Fitzgerald set the book in two very distinct locations. The valley of ashes is where the working class lives. It’s the location of the industrial city, filled with factories and thick, black smoke. All its descriptions are grim, calling it a place “where ashes grow like wheat into ridges and hills and grotesque gardens.” The only images we get are those of darkness; “grey cars” and “powdery air.” On the other hand, a glimpse into the homes of the wealthy elite on West and East Egg will show you extravagant mansions, beautiful gardens, and clean air. This stark contrast to the valley of ashes is Fitzgerald’s way of showing the true evil of capitalist domination. Only the rich can indulge in parties and drive around in fancy cars, while the poor are stuck in factories and at gas stations performing long hours of manual labor. The only sign of hope to resist such structures of capitalism is T.J. Eckleberg, the eyes that watch over the valley of ashes.
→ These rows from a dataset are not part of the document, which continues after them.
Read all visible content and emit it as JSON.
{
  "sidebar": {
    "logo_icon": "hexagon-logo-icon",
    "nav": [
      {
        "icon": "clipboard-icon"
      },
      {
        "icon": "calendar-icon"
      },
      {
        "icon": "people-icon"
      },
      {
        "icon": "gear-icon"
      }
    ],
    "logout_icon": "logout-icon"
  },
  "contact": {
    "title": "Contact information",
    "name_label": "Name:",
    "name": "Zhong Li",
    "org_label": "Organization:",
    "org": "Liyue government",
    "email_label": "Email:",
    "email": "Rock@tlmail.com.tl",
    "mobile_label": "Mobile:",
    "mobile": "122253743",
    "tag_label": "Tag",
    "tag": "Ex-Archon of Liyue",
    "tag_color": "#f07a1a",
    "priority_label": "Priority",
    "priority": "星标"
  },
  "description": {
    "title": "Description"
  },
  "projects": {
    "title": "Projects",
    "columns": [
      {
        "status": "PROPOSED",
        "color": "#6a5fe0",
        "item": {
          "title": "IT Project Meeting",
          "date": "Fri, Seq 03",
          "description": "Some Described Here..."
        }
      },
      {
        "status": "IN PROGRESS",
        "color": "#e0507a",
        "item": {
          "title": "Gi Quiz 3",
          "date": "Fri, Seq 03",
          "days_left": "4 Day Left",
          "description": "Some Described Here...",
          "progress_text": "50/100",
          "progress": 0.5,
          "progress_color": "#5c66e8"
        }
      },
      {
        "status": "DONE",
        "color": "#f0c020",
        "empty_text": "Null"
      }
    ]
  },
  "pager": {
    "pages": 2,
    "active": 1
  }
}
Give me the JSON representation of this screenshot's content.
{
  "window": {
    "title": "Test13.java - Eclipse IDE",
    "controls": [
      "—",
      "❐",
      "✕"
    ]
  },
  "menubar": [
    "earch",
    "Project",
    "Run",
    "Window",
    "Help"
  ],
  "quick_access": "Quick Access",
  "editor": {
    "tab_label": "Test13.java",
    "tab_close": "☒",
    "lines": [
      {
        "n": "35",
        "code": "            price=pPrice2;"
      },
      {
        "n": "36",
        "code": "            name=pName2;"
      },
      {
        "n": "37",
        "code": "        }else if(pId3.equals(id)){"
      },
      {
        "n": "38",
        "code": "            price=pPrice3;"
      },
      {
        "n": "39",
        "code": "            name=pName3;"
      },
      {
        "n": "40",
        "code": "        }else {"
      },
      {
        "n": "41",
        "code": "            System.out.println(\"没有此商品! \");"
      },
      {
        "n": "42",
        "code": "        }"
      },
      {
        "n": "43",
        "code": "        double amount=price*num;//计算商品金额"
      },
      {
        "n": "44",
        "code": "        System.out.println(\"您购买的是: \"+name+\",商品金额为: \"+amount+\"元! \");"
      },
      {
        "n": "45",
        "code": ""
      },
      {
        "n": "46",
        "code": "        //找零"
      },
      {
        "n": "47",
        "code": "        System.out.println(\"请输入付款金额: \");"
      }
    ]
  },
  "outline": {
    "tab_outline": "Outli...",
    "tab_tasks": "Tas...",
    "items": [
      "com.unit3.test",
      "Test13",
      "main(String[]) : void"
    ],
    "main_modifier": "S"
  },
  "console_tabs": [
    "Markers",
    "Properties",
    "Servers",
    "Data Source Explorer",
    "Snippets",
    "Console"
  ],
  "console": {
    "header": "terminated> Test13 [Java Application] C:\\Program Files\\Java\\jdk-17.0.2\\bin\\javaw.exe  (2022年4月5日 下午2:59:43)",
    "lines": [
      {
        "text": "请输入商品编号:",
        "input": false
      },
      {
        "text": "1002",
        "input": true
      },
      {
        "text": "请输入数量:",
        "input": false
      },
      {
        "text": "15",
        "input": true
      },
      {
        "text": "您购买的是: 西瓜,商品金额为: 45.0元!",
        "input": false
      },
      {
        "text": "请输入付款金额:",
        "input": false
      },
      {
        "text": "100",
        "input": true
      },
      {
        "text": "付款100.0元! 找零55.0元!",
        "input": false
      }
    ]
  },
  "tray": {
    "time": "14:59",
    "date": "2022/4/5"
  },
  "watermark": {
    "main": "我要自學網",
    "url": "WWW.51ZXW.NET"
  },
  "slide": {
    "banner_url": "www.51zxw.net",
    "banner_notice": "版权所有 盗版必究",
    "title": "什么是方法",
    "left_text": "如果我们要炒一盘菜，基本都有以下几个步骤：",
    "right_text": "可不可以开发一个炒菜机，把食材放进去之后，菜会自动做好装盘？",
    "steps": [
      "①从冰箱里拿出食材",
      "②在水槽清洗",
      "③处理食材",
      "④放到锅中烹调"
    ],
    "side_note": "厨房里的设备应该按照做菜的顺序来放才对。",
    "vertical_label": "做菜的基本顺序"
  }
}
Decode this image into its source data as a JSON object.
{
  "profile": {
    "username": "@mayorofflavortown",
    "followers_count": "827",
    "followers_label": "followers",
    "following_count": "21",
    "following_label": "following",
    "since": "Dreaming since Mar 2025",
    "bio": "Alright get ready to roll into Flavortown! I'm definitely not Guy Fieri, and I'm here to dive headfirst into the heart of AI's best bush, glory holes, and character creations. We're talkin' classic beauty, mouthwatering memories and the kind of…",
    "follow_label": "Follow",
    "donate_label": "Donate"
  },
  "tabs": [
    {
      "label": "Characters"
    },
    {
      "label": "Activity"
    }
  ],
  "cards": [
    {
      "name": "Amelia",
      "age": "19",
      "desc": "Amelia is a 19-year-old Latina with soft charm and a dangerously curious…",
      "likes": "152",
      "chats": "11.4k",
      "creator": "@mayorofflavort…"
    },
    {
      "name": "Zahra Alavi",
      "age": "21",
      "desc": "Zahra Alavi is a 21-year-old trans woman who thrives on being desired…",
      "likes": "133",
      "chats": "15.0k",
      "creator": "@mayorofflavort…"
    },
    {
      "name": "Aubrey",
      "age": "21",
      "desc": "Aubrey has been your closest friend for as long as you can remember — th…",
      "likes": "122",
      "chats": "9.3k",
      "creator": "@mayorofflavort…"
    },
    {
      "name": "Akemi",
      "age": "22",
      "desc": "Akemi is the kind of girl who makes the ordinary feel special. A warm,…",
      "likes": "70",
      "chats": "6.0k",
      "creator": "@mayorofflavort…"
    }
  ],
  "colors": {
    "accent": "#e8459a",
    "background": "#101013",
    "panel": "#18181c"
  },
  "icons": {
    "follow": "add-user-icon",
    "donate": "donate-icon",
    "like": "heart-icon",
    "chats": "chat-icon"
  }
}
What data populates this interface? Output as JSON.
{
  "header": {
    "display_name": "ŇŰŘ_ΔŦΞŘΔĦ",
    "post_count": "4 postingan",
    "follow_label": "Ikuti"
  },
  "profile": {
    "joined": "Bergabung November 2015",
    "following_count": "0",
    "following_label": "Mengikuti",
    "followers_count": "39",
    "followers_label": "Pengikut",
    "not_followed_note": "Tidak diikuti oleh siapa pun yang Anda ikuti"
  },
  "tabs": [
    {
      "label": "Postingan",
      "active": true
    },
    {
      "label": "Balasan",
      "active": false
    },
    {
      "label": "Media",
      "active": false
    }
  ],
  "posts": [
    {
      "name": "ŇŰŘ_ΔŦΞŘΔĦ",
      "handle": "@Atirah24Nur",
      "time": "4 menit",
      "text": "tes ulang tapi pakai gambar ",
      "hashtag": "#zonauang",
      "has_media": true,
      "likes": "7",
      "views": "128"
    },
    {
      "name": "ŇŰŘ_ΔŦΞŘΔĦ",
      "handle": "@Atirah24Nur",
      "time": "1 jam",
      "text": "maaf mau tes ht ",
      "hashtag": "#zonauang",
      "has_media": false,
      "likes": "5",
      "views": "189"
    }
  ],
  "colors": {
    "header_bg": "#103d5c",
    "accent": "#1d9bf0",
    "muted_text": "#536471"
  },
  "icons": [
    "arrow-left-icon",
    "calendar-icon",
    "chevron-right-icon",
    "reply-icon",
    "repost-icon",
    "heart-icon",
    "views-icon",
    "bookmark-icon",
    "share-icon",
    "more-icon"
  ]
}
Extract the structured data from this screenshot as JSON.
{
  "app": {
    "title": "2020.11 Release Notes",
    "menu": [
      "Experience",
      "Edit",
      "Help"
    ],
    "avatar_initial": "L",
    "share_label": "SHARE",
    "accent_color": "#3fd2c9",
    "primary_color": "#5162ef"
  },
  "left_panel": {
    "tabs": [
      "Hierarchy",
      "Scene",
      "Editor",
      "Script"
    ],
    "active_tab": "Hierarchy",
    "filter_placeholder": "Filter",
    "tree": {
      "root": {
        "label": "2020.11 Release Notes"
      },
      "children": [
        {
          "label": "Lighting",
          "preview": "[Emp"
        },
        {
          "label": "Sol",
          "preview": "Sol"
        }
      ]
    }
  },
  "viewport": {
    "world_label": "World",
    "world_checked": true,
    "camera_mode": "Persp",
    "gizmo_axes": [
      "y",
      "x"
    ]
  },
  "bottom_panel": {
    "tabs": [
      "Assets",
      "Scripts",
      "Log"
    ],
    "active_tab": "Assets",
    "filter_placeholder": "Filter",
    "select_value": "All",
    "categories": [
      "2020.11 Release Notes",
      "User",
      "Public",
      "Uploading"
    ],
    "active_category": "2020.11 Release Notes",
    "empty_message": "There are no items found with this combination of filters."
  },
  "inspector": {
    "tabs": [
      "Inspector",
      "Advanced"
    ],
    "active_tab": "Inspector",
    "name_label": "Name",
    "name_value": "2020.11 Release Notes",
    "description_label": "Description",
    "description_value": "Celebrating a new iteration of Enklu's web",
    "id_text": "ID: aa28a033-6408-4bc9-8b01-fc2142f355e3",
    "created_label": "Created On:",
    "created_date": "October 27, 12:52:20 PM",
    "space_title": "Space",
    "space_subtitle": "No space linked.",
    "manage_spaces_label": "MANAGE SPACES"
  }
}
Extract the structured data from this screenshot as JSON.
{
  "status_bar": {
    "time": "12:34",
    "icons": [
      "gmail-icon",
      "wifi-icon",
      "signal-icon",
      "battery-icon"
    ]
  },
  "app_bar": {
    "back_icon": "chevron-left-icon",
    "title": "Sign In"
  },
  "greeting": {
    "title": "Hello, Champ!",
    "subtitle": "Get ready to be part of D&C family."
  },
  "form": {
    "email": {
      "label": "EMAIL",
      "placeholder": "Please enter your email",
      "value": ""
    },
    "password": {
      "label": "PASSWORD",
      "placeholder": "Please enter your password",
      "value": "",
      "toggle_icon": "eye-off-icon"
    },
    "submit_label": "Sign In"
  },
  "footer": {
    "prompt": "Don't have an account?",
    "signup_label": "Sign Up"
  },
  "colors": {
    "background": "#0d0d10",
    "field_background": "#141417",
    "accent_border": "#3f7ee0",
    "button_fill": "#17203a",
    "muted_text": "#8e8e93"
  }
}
These God-like eyes watch over the land, showing that even though the working class may not have the same comforts that the elite enjoy, they will always have the comfort of God.
The novel also uses a sharp contrast of characterization to show the oppression of capitalism. A particularly obvious example of this is the difference between George Wilson and Tom Buchanan. Both men are in a struggle for the same woman, and the novel shows us that money always has the power to win out in the end. Myrtle, Wilson’s wife, is tired of her poverty stricken life. She tries to emerge from her class and become one of the elites through cheating. She is tempted with delusions of grandeur at the first sight of Tom’s clothing. The first thing Myrtle observes when seeing Tom is his “dress suit and patent leather shoes.” Before she knew money, she didn’t believe in her new philosophy: “You can’t live forever.” George Wilson’s characterization as one of the only honest men in the novel represents the demise of even the most moral poor. Tom Buchanan is a man of no morals; a man of little honesty who cheats on his wife. Despite being moral, Wilson’s lack of money results in his ultimate demise. Tom’s money returns him to his extravagant mansion while Wilson’s lack thereof pushes him to commit suicide.
Moods fluctuate at various points in the novel. When in the valley of ashes or around working class people, the mood always tends to be negative. Only when the rich enter the valley of ashes is color brought into the world of the working class. Myrtle’s upbeat attitude only exists because of her desire to leave George and his impoverished lifestyle. Fitzgerald changes mood like this to show us that people view money as a form of happiness. Only those who can see the true evils of hierarchical class structures can see that money may bring happiness to some, but only at the expense of many. The deaths of Gatsby and Myrtle at the end of the novel show how fake aspirations of wealth in society go wrong because of money’s ability to corrupt. Attempting to ascend the ladder of classes in a capitalist society will only result in bad things.